Below are records to give again exactly; omit each image they contain.

╭─ DATA EXTRACTS

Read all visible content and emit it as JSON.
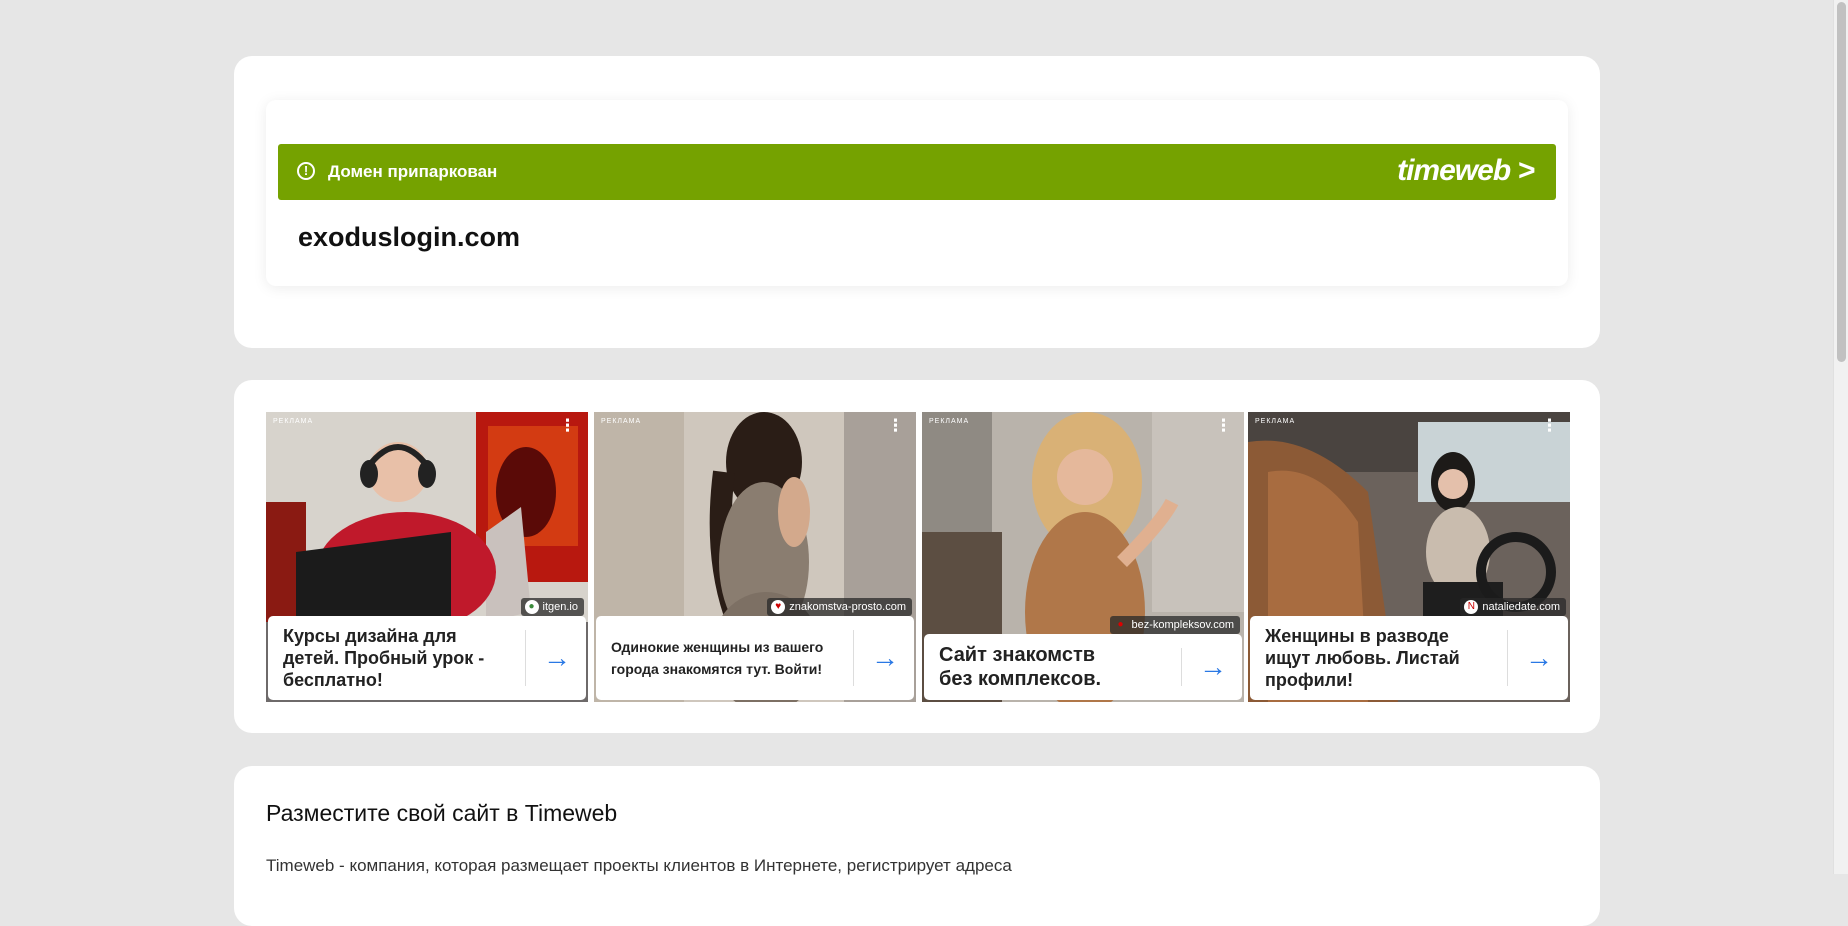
{
  "parked": {
    "status": "Домен припаркован",
    "brand": "timeweb >",
    "warning_icon": "!",
    "domain": "exoduslogin.com"
  },
  "ads": [
    {
      "label": "РЕКЛАМА",
      "source": "itgen.io",
      "title": "Курсы дизайна для детей. Пробный урок - бесплатно!",
      "image": "child-with-laptop-photo"
    },
    {
      "label": "РЕКЛАМА",
      "source": "znakomstva-prosto.com",
      "title": "Одинокие женщины из вашего города знакомятся тут. Войти!",
      "image": "woman-photo"
    },
    {
      "label": "РЕКЛАМА",
      "source": "bez-kompleksov.com",
      "title": "Сайт знакомств без комплексов.",
      "image": "blonde-woman-photo"
    },
    {
      "label": "РЕКЛАМА",
      "source": "nataliedate.com",
      "title": "Женщины в разводе ищут любовь. Листай профили!",
      "image": "woman-in-car-photo"
    }
  ],
  "info": {
    "title": "Разместите свой сайт в Timeweb",
    "text": "Timeweb - компания, которая размещает проекты клиентов в Интернете, регистрирует адреса"
  },
  "colors": {
    "accent_green": "#75a200",
    "arrow_blue": "#2a78e4",
    "page_bg": "#e6e6e6"
  }
}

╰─

§ **ANSWER TO THIS PROBLEM**:
Read all visible content and emit it as JSON.
{
  "parked": {
    "status": "Домен припаркован",
    "brand": "timeweb >",
    "warning_icon": "!",
    "domain": "exoduslogin.com"
  },
  "ads": [
    {
      "label": "РЕКЛАМА",
      "source": "itgen.io",
      "title": "Курсы дизайна для детей. Пробный урок - бесплатно!",
      "image": "child-with-laptop-photo"
    },
    {
      "label": "РЕКЛАМА",
      "source": "znakomstva-prosto.com",
      "title": "Одинокие женщины из вашего города знакомятся тут. Войти!",
      "image": "woman-photo"
    },
    {
      "label": "РЕКЛАМА",
      "source": "bez-kompleksov.com",
      "title": "Сайт знакомств без комплексов.",
      "image": "blonde-woman-photo"
    },
    {
      "label": "РЕКЛАМА",
      "source": "nataliedate.com",
      "title": "Женщины в разводе ищут любовь. Листай профили!",
      "image": "woman-in-car-photo"
    }
  ],
  "info": {
    "title": "Разместите свой сайт в Timeweb",
    "text": "Timeweb - компания, которая размещает проекты клиентов в Интернете, регистрирует адреса"
  },
  "colors": {
    "accent_green": "#75a200",
    "arrow_blue": "#2a78e4",
    "page_bg": "#e6e6e6"
  }
}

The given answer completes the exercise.